It is this which, 46 years later, drives the annual commemoration.
Bloody Sunday differs from the other massacres in the North which stand like grave-stones marking the passing of the years of conflict. The killing took place in bright daylight, watched at close quarters by hundreds of local people who had earlier marched for civil rights, stunned by horror, outrage and grief inflicted by men uniformed to represent the British State.
Bloody Sunday cannot be put down to ancient Irish hatreds. It was rooted in imperial history, in the scorn of Empire for the lives of plain people and the ferocious rage of the ruling class at any uprising of the lower orders. Hence the Tory Government’s sigh of relief in 2010 when the Inquiry under Lord Saville pointed the finger of blame at a bunch of squaddies and one undisciplined officer.
Parties jostling for political advantage and wishing the issue over and done with embraced Saville’s conclusions as full and final. Families of victims of State violence around the world will recognise the pattern.
We want the shooters charged and tried – and the politicians and top brass who gave the go-ahead brought to book.
We stand in solidarity with all who face lies and intimidation from the State and its propagandists as they continue the trek towards truth. Ballymurphy, Kingsmills, Loughinisland. Birmingham. Black Lives Matter, Grenfell Tower. Syria, Yemen, Kenya. And, always, Palestine.
We owe it to all who yearn for justice not to weaken now, and we won’t.
One world, one struggle.
One World One Struggle
Bloody Sunday was inflicted on the people of Derry. But it has resonated around the world. It is a local issue relevant to people everywhere.
Over the 45 years since British paratroopers erupted into the working-class Bogside area with rifles spitting death at civil rights marchers, representatives of victims of State violence from both sides of the Atlantic, from Africa, the Middle East and elsewhere, have travelled to Derry to take part in the annual commemoration and give substance to the idea of 'One World, One Struggle'.

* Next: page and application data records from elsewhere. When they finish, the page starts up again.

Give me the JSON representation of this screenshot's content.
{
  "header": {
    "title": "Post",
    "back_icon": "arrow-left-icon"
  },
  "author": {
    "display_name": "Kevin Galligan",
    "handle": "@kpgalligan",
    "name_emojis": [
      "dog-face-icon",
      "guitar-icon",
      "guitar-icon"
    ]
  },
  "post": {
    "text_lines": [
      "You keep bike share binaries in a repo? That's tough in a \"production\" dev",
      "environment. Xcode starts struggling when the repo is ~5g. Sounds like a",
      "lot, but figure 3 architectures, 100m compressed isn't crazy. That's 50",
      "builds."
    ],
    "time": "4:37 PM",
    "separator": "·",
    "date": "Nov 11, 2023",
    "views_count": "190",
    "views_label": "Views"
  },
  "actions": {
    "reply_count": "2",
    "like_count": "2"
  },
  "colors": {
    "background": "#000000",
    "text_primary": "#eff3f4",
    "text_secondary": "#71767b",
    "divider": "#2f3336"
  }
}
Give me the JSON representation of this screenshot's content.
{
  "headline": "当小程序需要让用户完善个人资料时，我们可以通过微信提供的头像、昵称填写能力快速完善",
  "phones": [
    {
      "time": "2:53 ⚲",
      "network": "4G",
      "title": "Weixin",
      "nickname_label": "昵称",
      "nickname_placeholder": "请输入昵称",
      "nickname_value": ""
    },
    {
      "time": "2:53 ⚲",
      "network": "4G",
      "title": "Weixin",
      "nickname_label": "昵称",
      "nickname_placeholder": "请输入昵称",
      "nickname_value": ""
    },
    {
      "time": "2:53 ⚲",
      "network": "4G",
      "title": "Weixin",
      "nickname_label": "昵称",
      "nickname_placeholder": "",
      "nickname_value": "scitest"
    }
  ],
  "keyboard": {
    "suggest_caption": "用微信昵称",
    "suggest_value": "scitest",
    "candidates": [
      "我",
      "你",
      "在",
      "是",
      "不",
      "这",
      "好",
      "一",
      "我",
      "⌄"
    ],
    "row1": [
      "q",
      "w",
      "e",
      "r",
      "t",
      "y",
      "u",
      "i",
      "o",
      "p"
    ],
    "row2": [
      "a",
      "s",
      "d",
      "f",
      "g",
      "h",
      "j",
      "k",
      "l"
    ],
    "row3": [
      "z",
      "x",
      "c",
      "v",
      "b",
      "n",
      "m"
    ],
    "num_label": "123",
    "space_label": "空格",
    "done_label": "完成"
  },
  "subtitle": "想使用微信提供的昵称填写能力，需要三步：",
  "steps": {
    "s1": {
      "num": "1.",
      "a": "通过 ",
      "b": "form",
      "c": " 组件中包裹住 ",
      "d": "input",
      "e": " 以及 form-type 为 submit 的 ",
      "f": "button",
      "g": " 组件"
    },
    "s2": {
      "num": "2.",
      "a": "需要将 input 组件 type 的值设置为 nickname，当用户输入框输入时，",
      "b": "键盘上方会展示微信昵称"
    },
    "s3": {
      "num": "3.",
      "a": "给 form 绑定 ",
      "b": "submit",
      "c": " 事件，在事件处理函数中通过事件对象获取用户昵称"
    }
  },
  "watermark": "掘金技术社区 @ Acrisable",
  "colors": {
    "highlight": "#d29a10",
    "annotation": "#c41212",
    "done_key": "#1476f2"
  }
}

The British Government still sets its face Iike flint against telling the full truth about the Derry massacre. A long Inquiry reported in 2010 that all the dead and wounded had been unlawfully shot. Despite this, the Report stopped well short of proposing prosecution of the killers - and pointed no finger of`blame at the senior military officers who had sent the Paras in, or at the politicians who had connived at the assault and then orchestrated a cover-up.
This is always the way when it comes to the violence of imperialism.
Only the persistence of family members and their supporters forced a police investigation. We await the outcome. One reason the British authorities fear the facts about Bloody Sunday is that this massacre cannot be ascribed to warring Irish factions. This was an authentically British atrocity.
Past commemorations have featured African Americans, Palestinians, former Guantanamo prisoners, victims of police violence in Britain etc., as well as members of other families bereaved by murder here in the North, in many cases murder inflicted by State agents and then systematically lied about to protect the same undercover agents.
Lectures, debates and cultural events are highlighted, economic struggles, women’s rights, gay rights, the rights of the environment, and many other examples of`oppression. We have commemorated, too, the killing of other innocent people by non-State groups - Dublin Monaghan, Birmingham, Shankill, Greysteel, the Ormeau bookies, etc.
We believe that the programme we have produced this year puts Bloody Sunday in its proper context, an extreme example of the fact that, commonly, it’s innocent people who pose no threat to anyone who bear the brunt of conflict.
The trek towards truth and justice has been long and sometimes arduous. But we keep on keeping on because the cause is just and gives good example to the one world in which we all struggle.